On this page: 
Why is alcohol bad for you?
Limits for drinking alcohol
How many alcohol units do you consume?
How can you cut down 
Find out more

Regularly drinking large amounts of alcohol greatly increases your risk of stroke.

Why is alcohol bad for you?

Drinking too much alcohol raises your blood pressure. If your blood pressure is too high, it puts a strain on your arteries and heart, which can lead to stroke.

Binge drinking is when you drink a large amount of alcohol in a short space of time. This is particularly dangerous as it can cause your blood pressure to rise very quickly. 

Drinking too much alcohol can also lead to problems with diabetes, atrial fibrillation and being overweight. It also damages your liver. 

Limits for drinking alcohol

As a general rule, the Department of Health says that men and women should not drink more than 14 units per week. You should avoid drinking a lot in a single session.

Because alcohol has a toxic effect on your body, doctors recommend that you should have two or three alcohol-free days a week, to help it recover.

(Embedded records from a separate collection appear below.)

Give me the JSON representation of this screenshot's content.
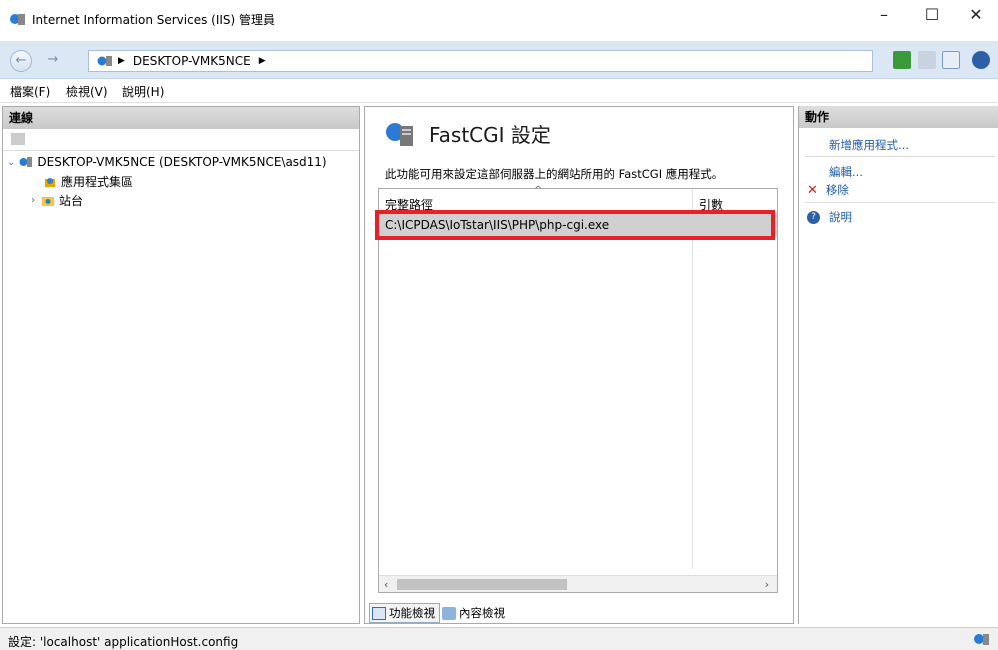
{
  "window": {
    "title": "Internet Information Services (IIS) 管理員"
  },
  "address": {
    "crumb": "DESKTOP-VMK5NCE"
  },
  "menu": [
    "檔案(F)",
    "檢視(V)",
    "說明(H)"
  ],
  "connections": {
    "header": "連線",
    "tree": {
      "server": "DESKTOP-VMK5NCE (DESKTOP-VMK5NCE\\asd11)",
      "app_pools": "應用程式集區",
      "sites": "站台"
    }
  },
  "center": {
    "title": "FastCGI 設定",
    "description": "此功能可用來設定這部伺服器上的網站所用的 FastCGI 應用程式。",
    "columns": [
      "完整路徑",
      "引數"
    ],
    "rows": [
      {
        "path": "C:\\ICPDAS\\IoTstar\\IIS\\PHP\\php-cgi.exe",
        "args": ""
      }
    ],
    "tabs": {
      "feature_view": "功能檢視",
      "content_view": "內容檢視"
    }
  },
  "actions": {
    "header": "動作",
    "add": "新增應用程式...",
    "edit": "編輯...",
    "remove": "移除",
    "help": "說明"
  },
  "status": {
    "text": "設定: 'localhost' applicationHost.config"
  },
  "colors": {
    "highlight_box": "#e8202a",
    "selected_row": "#d0d0d0",
    "link": "#1f5aa8"
  }
}
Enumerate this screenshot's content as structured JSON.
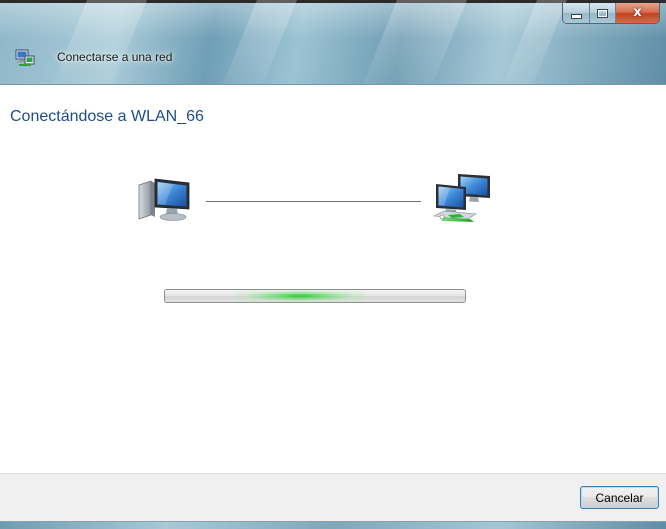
{
  "window": {
    "title": "Conectarse a una red",
    "caption_buttons": {
      "minimize_icon": "minimize-icon",
      "maximize_icon": "maximize-icon",
      "close_glyph": "x"
    }
  },
  "content": {
    "heading": "Conectándose a WLAN_66",
    "left_icon": "computer-icon",
    "right_icon": "network-icon",
    "progress_state": "indeterminate"
  },
  "footer": {
    "cancel_label": "Cancelar"
  },
  "colors": {
    "heading": "#1e4d88",
    "progress_glow": "#24c832",
    "close_button": "#c04420"
  }
}
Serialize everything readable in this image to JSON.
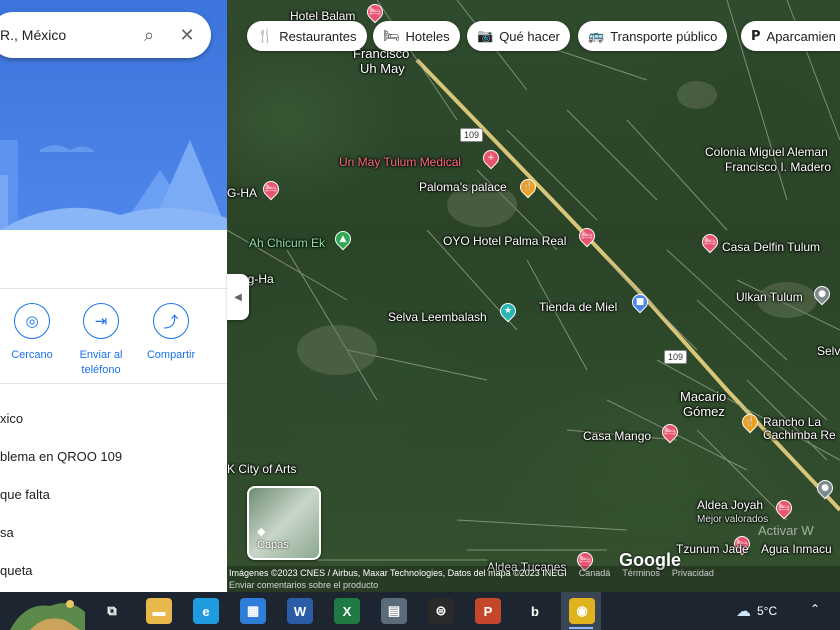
{
  "search": {
    "query": "R., México",
    "search_icon": "search-icon",
    "close_icon": "close-icon"
  },
  "chips": [
    {
      "label": "Restaurantes",
      "icon": "fork-knife-icon",
      "glyph": "🍴"
    },
    {
      "label": "Hoteles",
      "icon": "bed-icon",
      "glyph": "🛏"
    },
    {
      "label": "Qué hacer",
      "icon": "camera-icon",
      "glyph": "📷"
    },
    {
      "label": "Transporte público",
      "icon": "bus-icon",
      "glyph": "🚌"
    },
    {
      "label": "Aparcamien",
      "icon": "parking-icon",
      "glyph": "P"
    }
  ],
  "actions": [
    {
      "label": "Cercano",
      "icon": "nearby-icon",
      "glyph": "◎"
    },
    {
      "label": "Enviar al teléfono",
      "icon": "send-to-phone-icon",
      "glyph": "⇥"
    },
    {
      "label": "Compartir",
      "icon": "share-icon",
      "glyph": "⤴"
    }
  ],
  "list_items": [
    "xico",
    "blema en QROO 109",
    "que falta",
    "sa",
    "queta"
  ],
  "map": {
    "labels": [
      {
        "text": "Hotel Balam",
        "cls": ""
      },
      {
        "text": "Francisco",
        "cls": "big"
      },
      {
        "text": "Uh May",
        "cls": "big"
      },
      {
        "text": "Un May Tulum Medical",
        "cls": "pink"
      },
      {
        "text": "Paloma's palace",
        "cls": ""
      },
      {
        "text": "Colonia Miguel Aleman",
        "cls": ""
      },
      {
        "text": "Francisco I. Madero",
        "cls": ""
      },
      {
        "text": "G-HA",
        "cls": ""
      },
      {
        "text": "Ah Chicum Ek",
        "cls": "green"
      },
      {
        "text": "OYO Hotel Palma Real",
        "cls": ""
      },
      {
        "text": "Casa Delfin Tulum",
        "cls": ""
      },
      {
        "text": "ag-Ha",
        "cls": ""
      },
      {
        "text": "Ulkan Tulum",
        "cls": ""
      },
      {
        "text": "Selva Leembalash",
        "cls": ""
      },
      {
        "text": "Tienda de Miel",
        "cls": ""
      },
      {
        "text": "Selv",
        "cls": ""
      },
      {
        "text": "Macario",
        "cls": "big"
      },
      {
        "text": "Gómez",
        "cls": "big"
      },
      {
        "text": "Rancho La",
        "cls": ""
      },
      {
        "text": "Cachimba Re",
        "cls": ""
      },
      {
        "text": "Casa Mango",
        "cls": ""
      },
      {
        "text": "K City of Arts",
        "cls": ""
      },
      {
        "text": "Aldea Joyah",
        "cls": ""
      },
      {
        "text": "Mejor valorados",
        "cls": "small"
      },
      {
        "text": "Tzunum Jade",
        "cls": ""
      },
      {
        "text": "Agua Inmacu",
        "cls": ""
      },
      {
        "text": "Aldea Tucanes",
        "cls": ""
      }
    ],
    "road_shields": [
      "109",
      "109"
    ],
    "layers_label": "Capas",
    "attribution": "Imágenes ©2023 CNES / Airbus, Maxar Technologies, Datos del mapa ©2023 INEGI",
    "attribution_links": [
      "Canadá",
      "Términos",
      "Privacidad"
    ],
    "feedback": "Enviar comentarios sobre el producto",
    "logo": "Google",
    "watermark": "Activar W"
  },
  "taskbar": {
    "apps": [
      {
        "name": "task-view-icon",
        "glyph": "⧉",
        "color": "#1c2530"
      },
      {
        "name": "file-explorer-icon",
        "glyph": "▬",
        "color": "#e8b84a"
      },
      {
        "name": "edge-icon",
        "glyph": "e",
        "color": "#1f9be0"
      },
      {
        "name": "store-icon",
        "glyph": "▦",
        "color": "#2e7dd8"
      },
      {
        "name": "word-icon",
        "glyph": "W",
        "color": "#2b5ca8"
      },
      {
        "name": "excel-icon",
        "glyph": "X",
        "color": "#1f7a44"
      },
      {
        "name": "calculator-icon",
        "glyph": "▤",
        "color": "#5a6b7a"
      },
      {
        "name": "app-icon",
        "glyph": "⊜",
        "color": "#2a2a2a"
      },
      {
        "name": "powerpoint-icon",
        "glyph": "P",
        "color": "#c4462b"
      },
      {
        "name": "bing-icon",
        "glyph": "b",
        "color": "#1c2530"
      },
      {
        "name": "chrome-icon",
        "glyph": "◉",
        "color": "#e0b21e"
      }
    ],
    "weather_temp": "5°C",
    "weather_icon": "cloud-icon"
  }
}
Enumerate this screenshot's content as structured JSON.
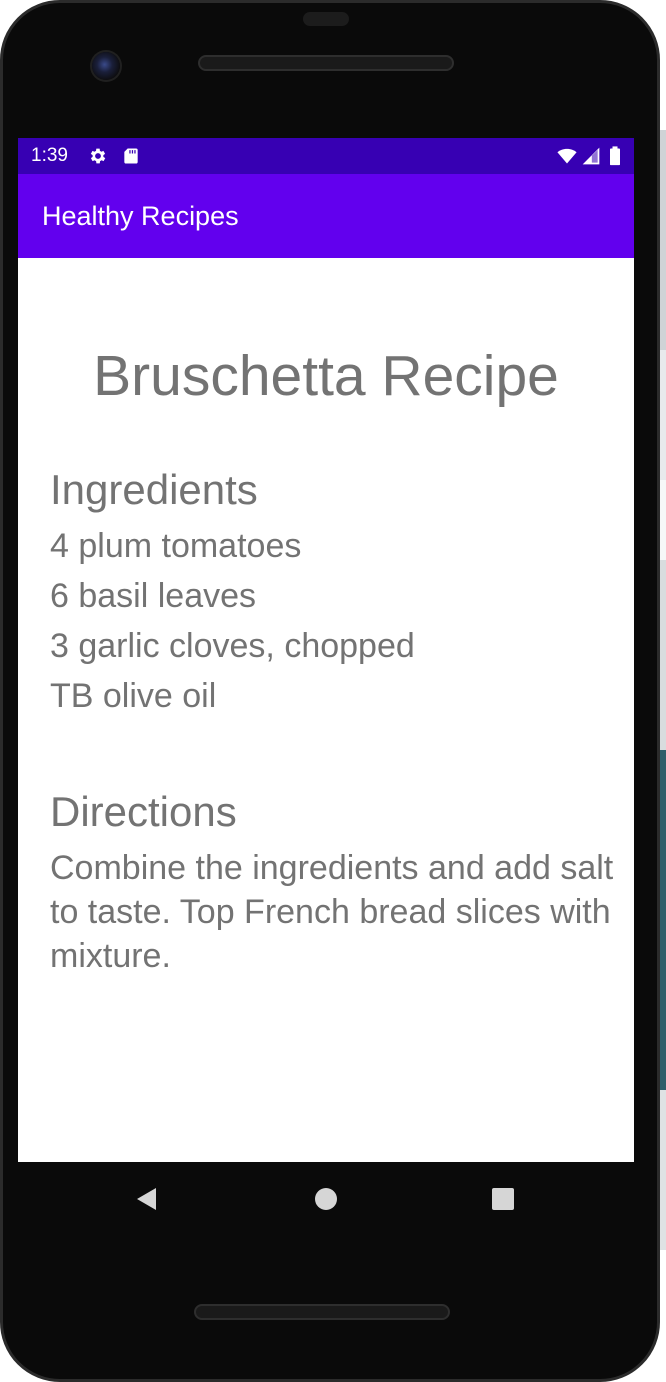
{
  "status_bar": {
    "time": "1:39",
    "icons": [
      "gear-icon",
      "sd-card-icon",
      "wifi-icon",
      "cellular-signal-icon",
      "battery-icon"
    ]
  },
  "app_bar": {
    "title": "Healthy Recipes",
    "color": "#6200ee",
    "status_color": "#3700b3"
  },
  "recipe": {
    "title": "Bruschetta Recipe",
    "ingredients_heading": "Ingredients",
    "ingredients": [
      "4 plum tomatoes",
      "6 basil leaves",
      "3 garlic cloves, chopped",
      "TB olive oil"
    ],
    "directions_heading": "Directions",
    "directions": "Combine the ingredients and add salt to taste. Top French bread slices with mixture."
  },
  "nav_bar": {
    "icons": [
      "back-icon",
      "home-icon",
      "recents-icon"
    ]
  }
}
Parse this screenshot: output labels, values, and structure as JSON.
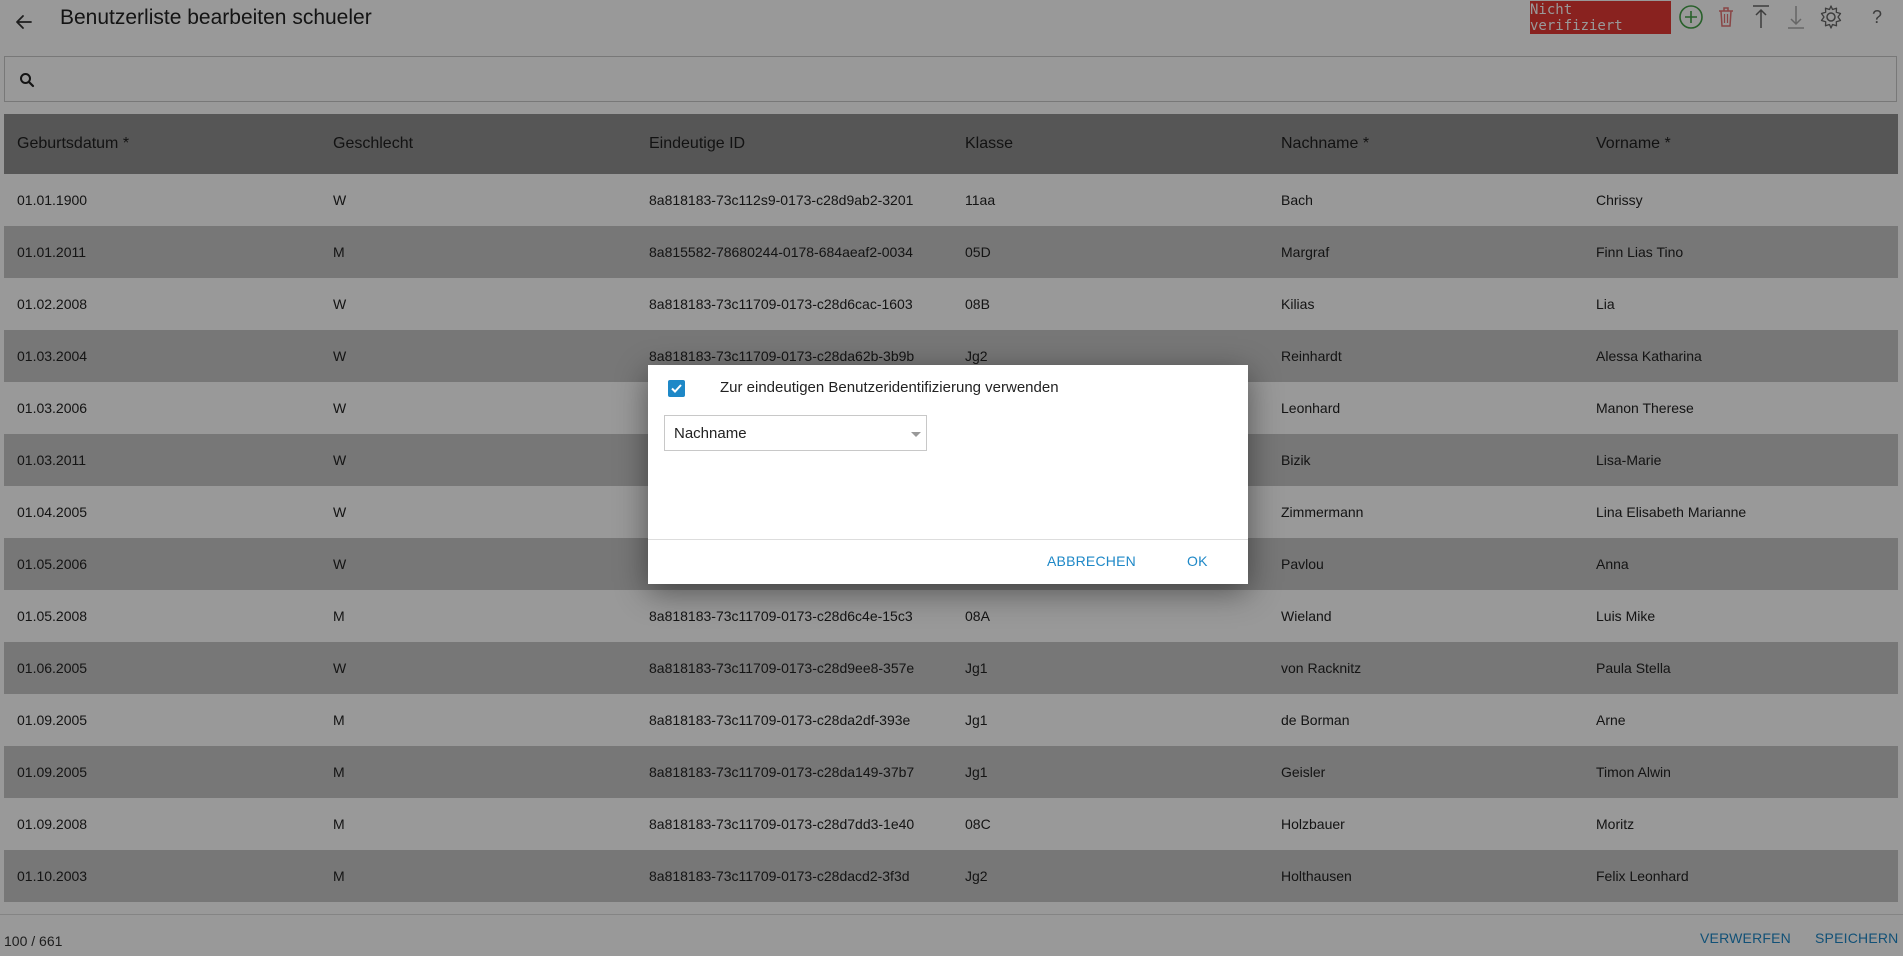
{
  "header": {
    "title": "Benutzerliste bearbeiten schueler",
    "status_badge": "Nicht verifiziert",
    "help_label": "?"
  },
  "colors": {
    "accent": "#1e88c7",
    "badge": "#e53935",
    "add_icon": "#43a047",
    "delete_icon": "#e53935"
  },
  "search": {
    "placeholder": ""
  },
  "table": {
    "columns": [
      "Geburtsdatum *",
      "Geschlecht",
      "Eindeutige ID",
      "Klasse",
      "Nachname *",
      "Vorname *"
    ],
    "rows": [
      [
        "01.01.1900",
        "W",
        "8a818183-73c112s9-0173-c28d9ab2-3201",
        "11aa",
        "Bach",
        "Chrissy"
      ],
      [
        "01.01.2011",
        "M",
        "8a815582-78680244-0178-684aeaf2-0034",
        "05D",
        "Margraf",
        "Finn Lias Tino"
      ],
      [
        "01.02.2008",
        "W",
        "8a818183-73c11709-0173-c28d6cac-1603",
        "08B",
        "Kilias",
        "Lia"
      ],
      [
        "01.03.2004",
        "W",
        "8a818183-73c11709-0173-c28da62b-3b9b",
        "Jg2",
        "Reinhardt",
        "Alessa Katharina"
      ],
      [
        "01.03.2006",
        "W",
        "",
        "",
        "Leonhard",
        "Manon Therese"
      ],
      [
        "01.03.2011",
        "W",
        "",
        "",
        "Bizik",
        "Lisa-Marie"
      ],
      [
        "01.04.2005",
        "W",
        "",
        "",
        "Zimmermann",
        "Lina Elisabeth Marianne"
      ],
      [
        "01.05.2006",
        "W",
        "",
        "",
        "Pavlou",
        "Anna"
      ],
      [
        "01.05.2008",
        "M",
        "8a818183-73c11709-0173-c28d6c4e-15c3",
        "08A",
        "Wieland",
        "Luis Mike"
      ],
      [
        "01.06.2005",
        "W",
        "8a818183-73c11709-0173-c28d9ee8-357e",
        "Jg1",
        "von Racknitz",
        "Paula Stella"
      ],
      [
        "01.09.2005",
        "M",
        "8a818183-73c11709-0173-c28da2df-393e",
        "Jg1",
        "de Borman",
        "Arne"
      ],
      [
        "01.09.2005",
        "M",
        "8a818183-73c11709-0173-c28da149-37b7",
        "Jg1",
        "Geisler",
        "Timon Alwin"
      ],
      [
        "01.09.2008",
        "M",
        "8a818183-73c11709-0173-c28d7dd3-1e40",
        "08C",
        "Holzbauer",
        "Moritz"
      ],
      [
        "01.10.2003",
        "M",
        "8a818183-73c11709-0173-c28dacd2-3f3d",
        "Jg2",
        "Holthausen",
        "Felix Leonhard"
      ]
    ]
  },
  "footer": {
    "count": "100 / 661",
    "discard_label": "VERWERFEN",
    "save_label": "SPEICHERN"
  },
  "dialog": {
    "checkbox_label": "Zur eindeutigen Benutzeridentifizierung verwenden",
    "checkbox_checked": true,
    "select_value": "Nachname",
    "cancel_label": "ABBRECHEN",
    "ok_label": "OK"
  }
}
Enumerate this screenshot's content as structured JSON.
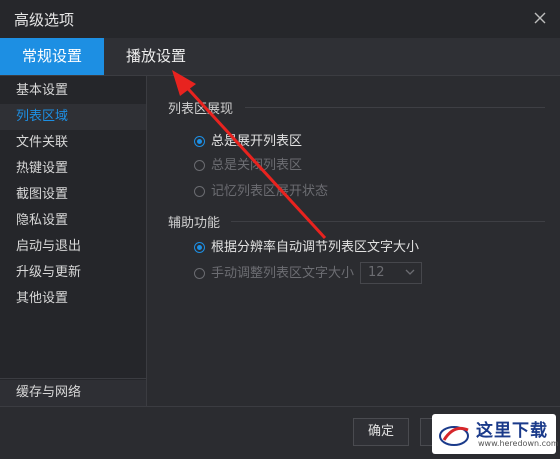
{
  "window": {
    "title": "高级选项"
  },
  "tabs": [
    {
      "label": "常规设置",
      "active": true
    },
    {
      "label": "播放设置",
      "active": false
    }
  ],
  "sidebar": {
    "items": [
      {
        "label": "基本设置",
        "active": false
      },
      {
        "label": "列表区域",
        "active": true
      },
      {
        "label": "文件关联",
        "active": false
      },
      {
        "label": "热键设置",
        "active": false
      },
      {
        "label": "截图设置",
        "active": false
      },
      {
        "label": "隐私设置",
        "active": false
      },
      {
        "label": "启动与退出",
        "active": false
      },
      {
        "label": "升级与更新",
        "active": false
      },
      {
        "label": "其他设置",
        "active": false
      }
    ],
    "bottom_item": "缓存与网络"
  },
  "sections": {
    "list_display": {
      "title": "列表区展现",
      "options": [
        {
          "label": "总是展开列表区",
          "selected": true,
          "enabled": true
        },
        {
          "label": "总是关闭列表区",
          "selected": false,
          "enabled": false
        },
        {
          "label": "记忆列表区展开状态",
          "selected": false,
          "enabled": false
        }
      ]
    },
    "assist": {
      "title": "辅助功能",
      "options": [
        {
          "label": "根据分辨率自动调节列表区文字大小",
          "selected": true,
          "enabled": true
        },
        {
          "label": "手动调整列表区文字大小",
          "selected": false,
          "enabled": false
        }
      ],
      "font_size_select": {
        "value": "12"
      }
    }
  },
  "footer": {
    "ok_label": "确定"
  },
  "watermark": {
    "text": "这里下载",
    "url": "www.heredown.com"
  },
  "colors": {
    "accent": "#1d8fe3",
    "annotation_arrow": "#e8231f"
  },
  "icons": {
    "close": "close-icon",
    "chevron": "chevron-down-icon"
  }
}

Even if you’re within the recommended limits, you shouldn’t ‘binge drink’. Binge drinking is when you drink a large amount of alcohol in a short space of time.

How many alcohol units do you consume?

Watch this video from Drinkaware to find out more about units of alcohol.

How can you cut down?

First of all you need to work out how many units you’re drinking. You can find out by keeping a ‘drinks diary’.

For a couple of weeks, at the end of each day, make a note of what you drank and count up the units. There are lots of websites and phone apps that can help you do this. NHS Choices has a range of tools and trackers that can help you.

If you find that you are regularly drinking more than the recommended amount, you need to start cutting down. Speak to your GP or practice nurse for help and support.

Find out more

  • For more information on alcohol and stroke, and a guide to how to work out how many units you’re drinking, read our guide Alcohol and stroke.

Share